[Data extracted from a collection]

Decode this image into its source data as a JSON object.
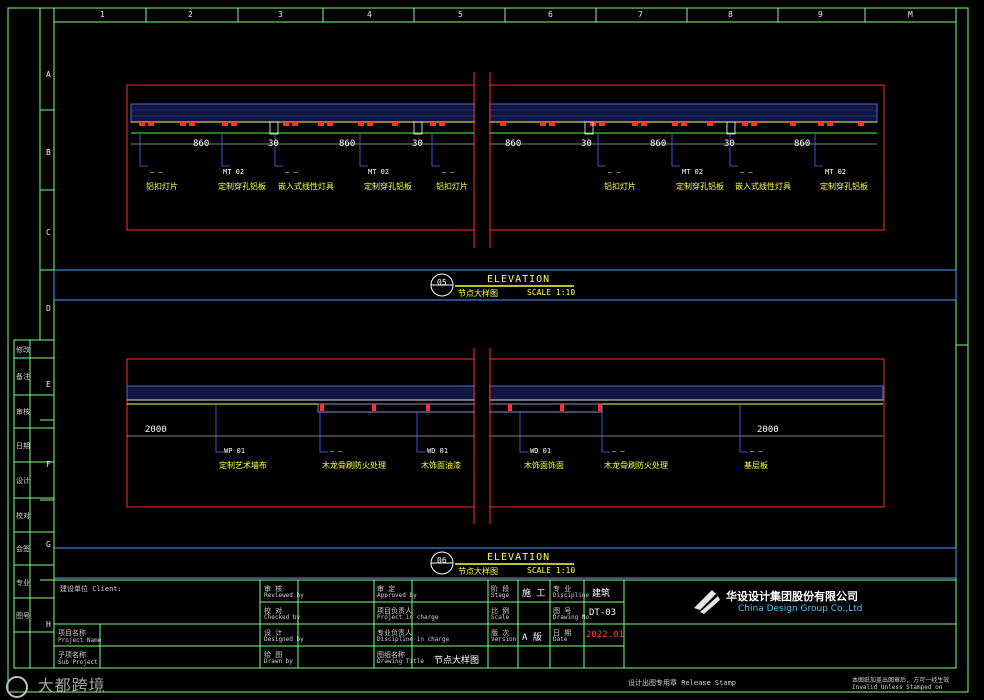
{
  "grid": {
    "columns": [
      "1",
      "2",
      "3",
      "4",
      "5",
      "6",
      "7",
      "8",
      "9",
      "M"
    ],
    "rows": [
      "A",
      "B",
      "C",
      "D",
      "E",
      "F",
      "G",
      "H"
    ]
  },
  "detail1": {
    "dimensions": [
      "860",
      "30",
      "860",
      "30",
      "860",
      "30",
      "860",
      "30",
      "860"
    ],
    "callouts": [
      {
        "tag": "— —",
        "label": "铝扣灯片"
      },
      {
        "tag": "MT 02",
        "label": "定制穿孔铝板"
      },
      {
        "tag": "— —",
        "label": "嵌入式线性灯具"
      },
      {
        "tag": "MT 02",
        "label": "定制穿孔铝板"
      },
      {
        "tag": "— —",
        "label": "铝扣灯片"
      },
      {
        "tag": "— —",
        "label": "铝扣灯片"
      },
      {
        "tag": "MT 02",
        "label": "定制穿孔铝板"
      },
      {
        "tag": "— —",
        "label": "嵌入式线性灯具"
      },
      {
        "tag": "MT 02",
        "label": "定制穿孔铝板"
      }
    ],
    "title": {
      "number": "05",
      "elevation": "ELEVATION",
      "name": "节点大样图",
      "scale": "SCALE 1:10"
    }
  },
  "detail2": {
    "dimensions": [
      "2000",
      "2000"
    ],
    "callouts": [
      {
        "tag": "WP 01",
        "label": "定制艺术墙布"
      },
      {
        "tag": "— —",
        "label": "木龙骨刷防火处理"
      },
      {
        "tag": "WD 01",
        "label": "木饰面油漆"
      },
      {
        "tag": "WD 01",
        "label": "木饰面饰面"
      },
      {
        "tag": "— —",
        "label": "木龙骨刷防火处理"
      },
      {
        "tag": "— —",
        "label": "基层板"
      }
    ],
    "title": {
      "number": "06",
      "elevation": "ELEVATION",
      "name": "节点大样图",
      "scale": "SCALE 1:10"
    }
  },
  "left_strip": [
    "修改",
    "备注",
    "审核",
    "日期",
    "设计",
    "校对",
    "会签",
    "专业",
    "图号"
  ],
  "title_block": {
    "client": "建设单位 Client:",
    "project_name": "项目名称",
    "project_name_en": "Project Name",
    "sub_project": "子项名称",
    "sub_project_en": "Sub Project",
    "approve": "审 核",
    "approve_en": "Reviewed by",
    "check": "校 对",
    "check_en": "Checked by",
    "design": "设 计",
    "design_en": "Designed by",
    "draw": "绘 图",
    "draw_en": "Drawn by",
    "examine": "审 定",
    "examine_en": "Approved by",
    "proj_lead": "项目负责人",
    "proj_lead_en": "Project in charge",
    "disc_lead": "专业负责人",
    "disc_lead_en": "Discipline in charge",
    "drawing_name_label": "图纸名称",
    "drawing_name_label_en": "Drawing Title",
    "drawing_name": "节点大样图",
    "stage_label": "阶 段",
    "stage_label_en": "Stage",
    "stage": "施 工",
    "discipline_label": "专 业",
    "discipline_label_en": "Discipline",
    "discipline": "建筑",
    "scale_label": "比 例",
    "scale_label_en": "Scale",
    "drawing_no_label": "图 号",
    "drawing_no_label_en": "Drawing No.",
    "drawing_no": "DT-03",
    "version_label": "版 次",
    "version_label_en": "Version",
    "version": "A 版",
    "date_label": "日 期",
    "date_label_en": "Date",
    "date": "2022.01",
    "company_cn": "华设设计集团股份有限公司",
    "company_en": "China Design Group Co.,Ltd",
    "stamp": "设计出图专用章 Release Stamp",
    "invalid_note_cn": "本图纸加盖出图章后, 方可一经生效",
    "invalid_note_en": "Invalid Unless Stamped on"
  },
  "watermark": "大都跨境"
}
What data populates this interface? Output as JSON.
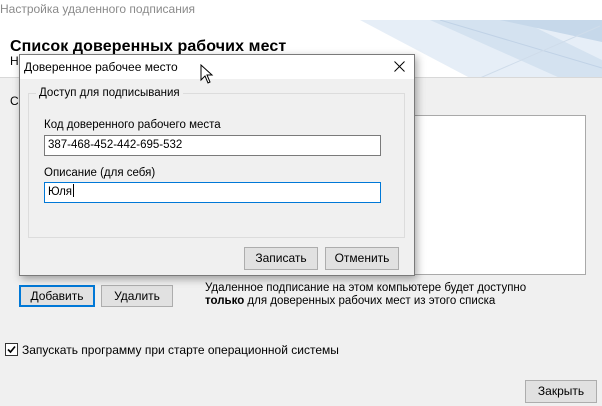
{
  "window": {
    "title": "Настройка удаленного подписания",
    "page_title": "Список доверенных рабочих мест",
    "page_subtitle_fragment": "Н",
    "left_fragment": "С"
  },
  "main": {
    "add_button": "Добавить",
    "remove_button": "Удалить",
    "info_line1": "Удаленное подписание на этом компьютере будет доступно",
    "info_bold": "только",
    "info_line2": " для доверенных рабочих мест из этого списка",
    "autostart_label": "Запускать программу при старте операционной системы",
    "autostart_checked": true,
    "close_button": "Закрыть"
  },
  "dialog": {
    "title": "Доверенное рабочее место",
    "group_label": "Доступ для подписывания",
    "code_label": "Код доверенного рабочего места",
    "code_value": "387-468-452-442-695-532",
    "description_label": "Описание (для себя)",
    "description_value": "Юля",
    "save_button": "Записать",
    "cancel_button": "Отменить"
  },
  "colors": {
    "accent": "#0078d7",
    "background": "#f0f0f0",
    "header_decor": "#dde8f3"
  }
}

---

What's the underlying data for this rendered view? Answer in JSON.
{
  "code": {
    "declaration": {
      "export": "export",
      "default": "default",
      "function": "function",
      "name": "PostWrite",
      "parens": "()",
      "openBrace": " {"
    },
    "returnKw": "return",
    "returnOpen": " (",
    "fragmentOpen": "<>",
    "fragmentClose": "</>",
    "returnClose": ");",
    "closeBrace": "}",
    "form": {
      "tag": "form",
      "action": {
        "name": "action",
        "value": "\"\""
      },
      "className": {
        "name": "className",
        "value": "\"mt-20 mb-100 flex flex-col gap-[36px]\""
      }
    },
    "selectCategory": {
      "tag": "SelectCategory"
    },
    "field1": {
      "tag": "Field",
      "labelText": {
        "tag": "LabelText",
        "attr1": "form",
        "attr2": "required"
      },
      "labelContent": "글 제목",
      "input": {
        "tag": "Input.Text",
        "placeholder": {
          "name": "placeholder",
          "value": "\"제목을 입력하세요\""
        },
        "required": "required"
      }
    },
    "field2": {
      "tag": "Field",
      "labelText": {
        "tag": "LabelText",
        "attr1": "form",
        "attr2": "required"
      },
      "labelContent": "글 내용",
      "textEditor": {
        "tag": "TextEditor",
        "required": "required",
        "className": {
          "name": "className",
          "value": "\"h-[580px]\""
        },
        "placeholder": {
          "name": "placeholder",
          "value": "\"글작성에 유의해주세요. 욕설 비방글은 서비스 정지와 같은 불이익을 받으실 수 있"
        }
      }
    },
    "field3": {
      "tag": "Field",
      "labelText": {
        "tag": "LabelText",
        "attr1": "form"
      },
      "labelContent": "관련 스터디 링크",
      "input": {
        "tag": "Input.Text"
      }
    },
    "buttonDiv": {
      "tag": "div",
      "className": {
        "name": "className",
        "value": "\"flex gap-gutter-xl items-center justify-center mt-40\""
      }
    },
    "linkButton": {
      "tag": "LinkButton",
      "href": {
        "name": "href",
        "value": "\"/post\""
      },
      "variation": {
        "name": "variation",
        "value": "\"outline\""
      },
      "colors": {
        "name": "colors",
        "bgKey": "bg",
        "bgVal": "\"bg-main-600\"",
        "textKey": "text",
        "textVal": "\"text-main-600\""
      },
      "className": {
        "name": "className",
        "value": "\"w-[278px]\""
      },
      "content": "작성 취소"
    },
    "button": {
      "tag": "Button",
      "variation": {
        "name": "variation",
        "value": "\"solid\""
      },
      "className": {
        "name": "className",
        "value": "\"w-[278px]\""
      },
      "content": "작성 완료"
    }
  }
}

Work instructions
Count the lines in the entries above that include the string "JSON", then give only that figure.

Answer to the problem
3